> [What to work on] Each entry must be restated word for word, with nothing omitted.

> [Source data]
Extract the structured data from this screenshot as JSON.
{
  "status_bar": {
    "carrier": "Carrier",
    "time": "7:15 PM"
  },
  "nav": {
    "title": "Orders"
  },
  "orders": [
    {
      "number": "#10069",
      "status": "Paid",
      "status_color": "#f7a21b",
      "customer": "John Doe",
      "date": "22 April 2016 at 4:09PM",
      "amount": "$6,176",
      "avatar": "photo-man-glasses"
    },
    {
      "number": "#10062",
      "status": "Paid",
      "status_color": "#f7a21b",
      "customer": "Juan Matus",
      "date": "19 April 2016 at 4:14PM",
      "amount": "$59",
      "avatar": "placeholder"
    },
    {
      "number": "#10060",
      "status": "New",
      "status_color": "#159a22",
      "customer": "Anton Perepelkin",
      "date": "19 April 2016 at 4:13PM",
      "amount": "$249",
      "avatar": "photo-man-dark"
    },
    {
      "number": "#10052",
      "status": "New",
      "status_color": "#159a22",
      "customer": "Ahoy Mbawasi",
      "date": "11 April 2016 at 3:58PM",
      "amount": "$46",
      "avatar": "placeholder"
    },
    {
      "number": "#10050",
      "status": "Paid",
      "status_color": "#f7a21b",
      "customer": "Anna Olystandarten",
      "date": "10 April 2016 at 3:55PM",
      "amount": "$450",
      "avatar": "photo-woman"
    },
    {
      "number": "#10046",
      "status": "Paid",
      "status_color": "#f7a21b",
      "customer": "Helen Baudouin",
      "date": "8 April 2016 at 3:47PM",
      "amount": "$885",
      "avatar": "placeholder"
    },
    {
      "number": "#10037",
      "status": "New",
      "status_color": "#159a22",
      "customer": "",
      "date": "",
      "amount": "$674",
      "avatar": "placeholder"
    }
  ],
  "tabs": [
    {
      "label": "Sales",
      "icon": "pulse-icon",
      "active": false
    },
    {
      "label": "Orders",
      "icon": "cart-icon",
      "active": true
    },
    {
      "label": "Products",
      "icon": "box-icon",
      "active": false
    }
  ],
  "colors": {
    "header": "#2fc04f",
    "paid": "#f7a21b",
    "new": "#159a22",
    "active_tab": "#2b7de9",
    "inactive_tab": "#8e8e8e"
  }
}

> [Task solution]
Extract the structured data from this screenshot as JSON.
{
  "status_bar": {
    "carrier": "Carrier",
    "time": "7:15 PM"
  },
  "nav": {
    "title": "Orders"
  },
  "orders": [
    {
      "number": "#10069",
      "status": "Paid",
      "status_color": "#f7a21b",
      "customer": "John Doe",
      "date": "22 April 2016 at 4:09PM",
      "amount": "$6,176",
      "avatar": "photo-man-glasses"
    },
    {
      "number": "#10062",
      "status": "Paid",
      "status_color": "#f7a21b",
      "customer": "Juan Matus",
      "date": "19 April 2016 at 4:14PM",
      "amount": "$59",
      "avatar": "placeholder"
    },
    {
      "number": "#10060",
      "status": "New",
      "status_color": "#159a22",
      "customer": "Anton Perepelkin",
      "date": "19 April 2016 at 4:13PM",
      "amount": "$249",
      "avatar": "photo-man-dark"
    },
    {
      "number": "#10052",
      "status": "New",
      "status_color": "#159a22",
      "customer": "Ahoy Mbawasi",
      "date": "11 April 2016 at 3:58PM",
      "amount": "$46",
      "avatar": "placeholder"
    },
    {
      "number": "#10050",
      "status": "Paid",
      "status_color": "#f7a21b",
      "customer": "Anna Olystandarten",
      "date": "10 April 2016 at 3:55PM",
      "amount": "$450",
      "avatar": "photo-woman"
    },
    {
      "number": "#10046",
      "status": "Paid",
      "status_color": "#f7a21b",
      "customer": "Helen Baudouin",
      "date": "8 April 2016 at 3:47PM",
      "amount": "$885",
      "avatar": "placeholder"
    },
    {
      "number": "#10037",
      "status": "New",
      "status_color": "#159a22",
      "customer": "",
      "date": "",
      "amount": "$674",
      "avatar": "placeholder"
    }
  ],
  "tabs": [
    {
      "label": "Sales",
      "icon": "pulse-icon",
      "active": false
    },
    {
      "label": "Orders",
      "icon": "cart-icon",
      "active": true
    },
    {
      "label": "Products",
      "icon": "box-icon",
      "active": false
    }
  ],
  "colors": {
    "header": "#2fc04f",
    "paid": "#f7a21b",
    "new": "#159a22",
    "active_tab": "#2b7de9",
    "inactive_tab": "#8e8e8e"
  }
}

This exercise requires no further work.